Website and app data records
○ ○ ○ ○ ○ ○ ○

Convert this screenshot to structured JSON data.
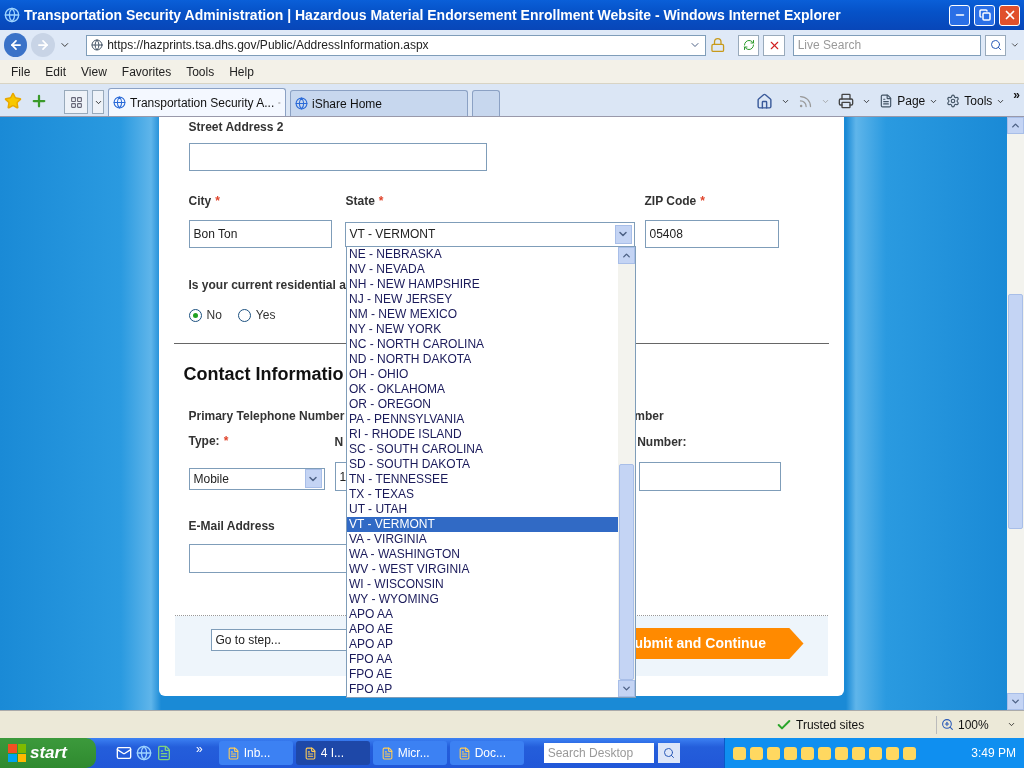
{
  "window": {
    "title": "Transportation Security Administration | Hazardous Material Endorsement Enrollment Website - Windows Internet Explorer"
  },
  "nav": {
    "url": "https://hazprints.tsa.dhs.gov/Public/AddressInformation.aspx",
    "search_placeholder": "Live Search"
  },
  "menu": [
    "File",
    "Edit",
    "View",
    "Favorites",
    "Tools",
    "Help"
  ],
  "tabs": [
    {
      "label": "Transportation Security A...",
      "selected": true
    },
    {
      "label": "iShare Home",
      "selected": false
    }
  ],
  "command_bar": {
    "buttons": [
      "Page",
      "Tools"
    ],
    "overflow": "»"
  },
  "form": {
    "street2_label": "Street Address 2",
    "city": {
      "label": "City",
      "mark": "*",
      "value": "Bon Ton"
    },
    "state": {
      "label": "State",
      "mark": "*",
      "value": "VT - VERMONT"
    },
    "zip": {
      "label": "ZIP Code",
      "mark": "*",
      "value": "05408"
    },
    "question": "Is your current residential a",
    "options": [
      {
        "label": "No",
        "selected": true
      },
      {
        "label": "Yes",
        "selected": false
      }
    ],
    "contact_heading": "Contact Informatio",
    "primary_label": "Primary Telephone Number",
    "secondary_label": "mber",
    "type": {
      "label": "Type:",
      "mark": "*",
      "value": "Mobile"
    },
    "number_label": "N",
    "number_value": "1",
    "secondary_number_label": "Number:",
    "email_label": "E-Mail Address",
    "go_to_step": "Go to step...",
    "submit": "ubmit and Continue"
  },
  "dropdown": {
    "items": [
      {
        "label": "NE - NEBRASKA",
        "selected": false
      },
      {
        "label": "NV - NEVADA",
        "selected": false
      },
      {
        "label": "NH - NEW HAMPSHIRE",
        "selected": false
      },
      {
        "label": "NJ - NEW JERSEY",
        "selected": false
      },
      {
        "label": "NM - NEW MEXICO",
        "selected": false
      },
      {
        "label": "NY - NEW YORK",
        "selected": false
      },
      {
        "label": "NC - NORTH CAROLINA",
        "selected": false
      },
      {
        "label": "ND - NORTH DAKOTA",
        "selected": false
      },
      {
        "label": "OH - OHIO",
        "selected": false
      },
      {
        "label": "OK - OKLAHOMA",
        "selected": false
      },
      {
        "label": "OR - OREGON",
        "selected": false
      },
      {
        "label": "PA - PENNSYLVANIA",
        "selected": false
      },
      {
        "label": "RI - RHODE ISLAND",
        "selected": false
      },
      {
        "label": "SC - SOUTH CAROLINA",
        "selected": false
      },
      {
        "label": "SD - SOUTH DAKOTA",
        "selected": false
      },
      {
        "label": "TN - TENNESSEE",
        "selected": false
      },
      {
        "label": "TX - TEXAS",
        "selected": false
      },
      {
        "label": "UT - UTAH",
        "selected": false
      },
      {
        "label": "VT - VERMONT",
        "selected": true
      },
      {
        "label": "VA - VIRGINIA",
        "selected": false
      },
      {
        "label": "WA - WASHINGTON",
        "selected": false
      },
      {
        "label": "WV - WEST VIRGINIA",
        "selected": false
      },
      {
        "label": "WI - WISCONSIN",
        "selected": false
      },
      {
        "label": "WY - WYOMING",
        "selected": false
      },
      {
        "label": "APO AA",
        "selected": false
      },
      {
        "label": "APO AE",
        "selected": false
      },
      {
        "label": "APO AP",
        "selected": false
      },
      {
        "label": "FPO AA",
        "selected": false
      },
      {
        "label": "FPO AE",
        "selected": false
      },
      {
        "label": "FPO AP",
        "selected": false
      }
    ]
  },
  "status_bar": {
    "zone": "Trusted sites",
    "zoom": "100%"
  },
  "taskbar": {
    "start": "start",
    "overflow": "»",
    "tasks": [
      {
        "label": "Inb...",
        "selected": false
      },
      {
        "label": "4 I...",
        "selected": true
      },
      {
        "label": "Micr...",
        "selected": false
      },
      {
        "label": "Doc...",
        "selected": false
      }
    ],
    "search_placeholder": "Search Desktop",
    "clock": "3:49 PM"
  }
}
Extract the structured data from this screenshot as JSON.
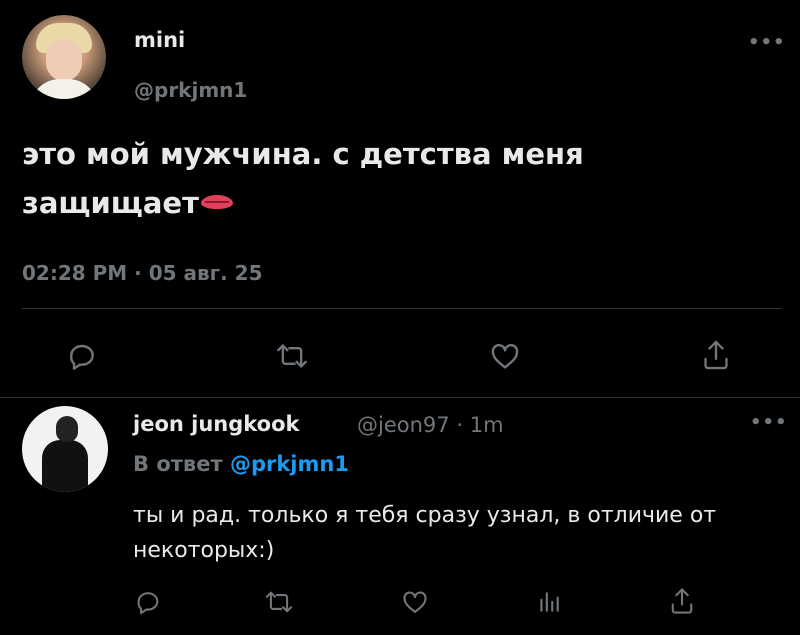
{
  "main_tweet": {
    "author_name": "mini",
    "author_handle": "@prkjmn1",
    "text": "это мой мужчина. с детства меня защищает",
    "emoji": "lips-emoji",
    "timestamp": "02:28 PM · 05 авг. 25",
    "more": "•••",
    "actions": [
      "reply-icon",
      "retweet-icon",
      "like-icon",
      "share-icon"
    ]
  },
  "reply_tweet": {
    "author_name": "jeon jungkook",
    "author_handle": "@jeon97",
    "time": "1m",
    "separator": "·",
    "reply_prefix": "В ответ",
    "reply_mention": "@prkjmn1",
    "text": "ты и рад. только я тебя сразу узнал, в отличие от некоторых:)",
    "more": "•••",
    "actions": [
      "reply-icon",
      "retweet-icon",
      "like-icon",
      "analytics-icon",
      "share-icon"
    ]
  },
  "colors": {
    "background": "#000000",
    "text": "#e7e9ea",
    "secondary": "#71767b",
    "accent": "#1d9bf0",
    "divider": "#2f3336"
  }
}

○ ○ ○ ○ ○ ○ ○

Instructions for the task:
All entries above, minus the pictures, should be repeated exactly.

Answer to this problem:
Convert this screenshot to structured JSON data.
{
  "window": {
    "title": "Transportation Security Administration | Hazardous Material Endorsement Enrollment Website - Windows Internet Explorer"
  },
  "nav": {
    "url": "https://hazprints.tsa.dhs.gov/Public/AddressInformation.aspx",
    "search_placeholder": "Live Search"
  },
  "menu": [
    "File",
    "Edit",
    "View",
    "Favorites",
    "Tools",
    "Help"
  ],
  "tabs": [
    {
      "label": "Transportation Security A...",
      "selected": true
    },
    {
      "label": "iShare Home",
      "selected": false
    }
  ],
  "command_bar": {
    "buttons": [
      "Page",
      "Tools"
    ],
    "overflow": "»"
  },
  "form": {
    "street2_label": "Street Address 2",
    "city": {
      "label": "City",
      "mark": "*",
      "value": "Bon Ton"
    },
    "state": {
      "label": "State",
      "mark": "*",
      "value": "VT - VERMONT"
    },
    "zip": {
      "label": "ZIP Code",
      "mark": "*",
      "value": "05408"
    },
    "question": "Is your current residential a",
    "options": [
      {
        "label": "No",
        "selected": true
      },
      {
        "label": "Yes",
        "selected": false
      }
    ],
    "contact_heading": "Contact Informatio",
    "primary_label": "Primary Telephone Number",
    "secondary_label": "mber",
    "type": {
      "label": "Type:",
      "mark": "*",
      "value": "Mobile"
    },
    "number_label": "N",
    "number_value": "1",
    "secondary_number_label": "Number:",
    "email_label": "E-Mail Address",
    "go_to_step": "Go to step...",
    "submit": "ubmit and Continue"
  },
  "dropdown": {
    "items": [
      {
        "label": "NE - NEBRASKA",
        "selected": false
      },
      {
        "label": "NV - NEVADA",
        "selected": false
      },
      {
        "label": "NH - NEW HAMPSHIRE",
        "selected": false
      },
      {
        "label": "NJ - NEW JERSEY",
        "selected": false
      },
      {
        "label": "NM - NEW MEXICO",
        "selected": false
      },
      {
        "label": "NY - NEW YORK",
        "selected": false
      },
      {
        "label": "NC - NORTH CAROLINA",
        "selected": false
      },
      {
        "label": "ND - NORTH DAKOTA",
        "selected": false
      },
      {
        "label": "OH - OHIO",
        "selected": false
      },
      {
        "label": "OK - OKLAHOMA",
        "selected": false
      },
      {
        "label": "OR - OREGON",
        "selected": false
      },
      {
        "label": "PA - PENNSYLVANIA",
        "selected": false
      },
      {
        "label": "RI - RHODE ISLAND",
        "selected": false
      },
      {
        "label": "SC - SOUTH CAROLINA",
        "selected": false
      },
      {
        "label": "SD - SOUTH DAKOTA",
        "selected": false
      },
      {
        "label": "TN - TENNESSEE",
        "selected": false
      },
      {
        "label": "TX - TEXAS",
        "selected": false
      },
      {
        "label": "UT - UTAH",
        "selected": false
      },
      {
        "label": "VT - VERMONT",
        "selected": true
      },
      {
        "label": "VA - VIRGINIA",
        "selected": false
      },
      {
        "label": "WA - WASHINGTON",
        "selected": false
      },
      {
        "label": "WV - WEST VIRGINIA",
        "selected": false
      },
      {
        "label": "WI - WISCONSIN",
        "selected": false
      },
      {
        "label": "WY - WYOMING",
        "selected": false
      },
      {
        "label": "APO AA",
        "selected": false
      },
      {
        "label": "APO AE",
        "selected": false
      },
      {
        "label": "APO AP",
        "selected": false
      },
      {
        "label": "FPO AA",
        "selected": false
      },
      {
        "label": "FPO AE",
        "selected": false
      },
      {
        "label": "FPO AP",
        "selected": false
      }
    ]
  },
  "status_bar": {
    "zone": "Trusted sites",
    "zoom": "100%"
  },
  "taskbar": {
    "start": "start",
    "overflow": "»",
    "tasks": [
      {
        "label": "Inb...",
        "selected": false
      },
      {
        "label": "4 I...",
        "selected": true
      },
      {
        "label": "Micr...",
        "selected": false
      },
      {
        "label": "Doc...",
        "selected": false
      }
    ],
    "search_placeholder": "Search Desktop",
    "clock": "3:49 PM"
  }
}
Extract the structured data from this screenshot as JSON.
{
  "main_tweet": {
    "author_name": "mini",
    "author_handle": "@prkjmn1",
    "text": "это мой мужчина. с детства меня защищает",
    "emoji": "lips-emoji",
    "timestamp": "02:28 PM · 05 авг. 25",
    "more": "•••",
    "actions": [
      "reply-icon",
      "retweet-icon",
      "like-icon",
      "share-icon"
    ]
  },
  "reply_tweet": {
    "author_name": "jeon jungkook",
    "author_handle": "@jeon97",
    "time": "1m",
    "separator": "·",
    "reply_prefix": "В ответ",
    "reply_mention": "@prkjmn1",
    "text": "ты и рад. только я тебя сразу узнал, в отличие от некоторых:)",
    "more": "•••",
    "actions": [
      "reply-icon",
      "retweet-icon",
      "like-icon",
      "analytics-icon",
      "share-icon"
    ]
  },
  "colors": {
    "background": "#000000",
    "text": "#e7e9ea",
    "secondary": "#71767b",
    "accent": "#1d9bf0",
    "divider": "#2f3336"
  }
}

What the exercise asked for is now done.